18,000 pumpkins are sent to landfill each year
Pumpkins are great fun to carve scary faces into, with some streets up and down the UK getting fiercely competitive about who can create the most elaborate designs. But we are not always using the pumpkins responsibly, discarding the inside when it could be cooked and eaten. Unilever is leading the charge with their #pumpkinrescue campaign, addressing the 64% of people that don’t use the inside of their pumpkins. They’re encouraging people to make delicious pumpkin soup, pumpkin cupcakes and pumpkin pie with the flesh of their Halloween decoration.
99% of batteries aren’t recycled properly
We’ve all seen them – those gimmicky light-up lanterns, glowing hauntingly from inside plastic pumpkins. But on 1st November, they’re often discarded with other household waste, without separating the batteries. That goes for 99% of batteries that are not recycled properly, and they end up leaking chemicals into our environment. Be sure to responsibly dispose of all batteries, finding your nearest battery disposal location here.
Hard-to-recycle plastics are sent to landfill

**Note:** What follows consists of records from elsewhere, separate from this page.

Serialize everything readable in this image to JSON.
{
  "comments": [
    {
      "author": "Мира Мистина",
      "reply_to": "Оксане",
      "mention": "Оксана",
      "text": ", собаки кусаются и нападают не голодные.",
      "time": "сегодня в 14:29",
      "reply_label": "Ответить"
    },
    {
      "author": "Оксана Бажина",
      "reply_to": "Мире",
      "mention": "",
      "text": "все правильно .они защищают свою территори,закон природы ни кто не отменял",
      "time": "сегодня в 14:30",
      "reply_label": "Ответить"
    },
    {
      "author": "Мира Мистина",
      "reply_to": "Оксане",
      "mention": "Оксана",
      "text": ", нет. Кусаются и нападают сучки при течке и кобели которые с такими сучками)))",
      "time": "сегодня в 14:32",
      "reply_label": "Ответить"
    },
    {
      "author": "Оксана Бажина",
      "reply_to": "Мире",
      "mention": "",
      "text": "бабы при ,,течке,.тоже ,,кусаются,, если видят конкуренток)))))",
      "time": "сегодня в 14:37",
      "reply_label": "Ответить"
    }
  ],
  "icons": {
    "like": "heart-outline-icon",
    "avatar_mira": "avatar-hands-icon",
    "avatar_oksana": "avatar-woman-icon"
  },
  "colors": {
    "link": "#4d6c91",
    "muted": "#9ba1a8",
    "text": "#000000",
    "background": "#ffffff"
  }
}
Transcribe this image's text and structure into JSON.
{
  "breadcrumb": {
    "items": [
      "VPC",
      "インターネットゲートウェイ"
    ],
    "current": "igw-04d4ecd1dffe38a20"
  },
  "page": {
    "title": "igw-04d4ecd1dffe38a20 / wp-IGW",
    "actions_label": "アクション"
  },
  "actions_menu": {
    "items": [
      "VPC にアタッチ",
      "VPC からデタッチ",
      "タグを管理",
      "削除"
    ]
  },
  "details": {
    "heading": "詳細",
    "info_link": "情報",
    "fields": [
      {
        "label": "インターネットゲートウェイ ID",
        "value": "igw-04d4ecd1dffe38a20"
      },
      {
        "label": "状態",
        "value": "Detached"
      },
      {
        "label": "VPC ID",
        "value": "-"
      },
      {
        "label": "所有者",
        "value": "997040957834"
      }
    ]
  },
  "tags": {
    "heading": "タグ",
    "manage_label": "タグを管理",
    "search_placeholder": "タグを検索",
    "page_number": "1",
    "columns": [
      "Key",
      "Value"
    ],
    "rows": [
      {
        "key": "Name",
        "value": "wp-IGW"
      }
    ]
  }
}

Plastic broomsticks, devil horns, skeleton masks. They’re all part of what makes Halloween fun. But there’s often question marks over if they’re recyclable and end up going to landfill. The truth is, some plastics can be hard to recycle. Our advice is to check the packaging for an indication of what’s recyclable. If you’ve got one of our skips at home because you’re having a garden overhaul or home renovation, chuck your plastics in your skip and we’ll do our best to recycle it at our state-of-the-art recycling plant.
12,500 tons of Halloween costumes get sent to landfill each year
Cheap costumes are everywhere in the weeks leading up to Halloween. But parents don’t often want to keep them after the event. Instead of throwing them in the bin with household waste and contributing to the 12,500 tons of Halloween costumes that go to landfill each year, consider donating them to your local charity shop so they can be used again next year. Green organisation hubbub.org.uk run workshops in London so people can make or exchange costumes instead.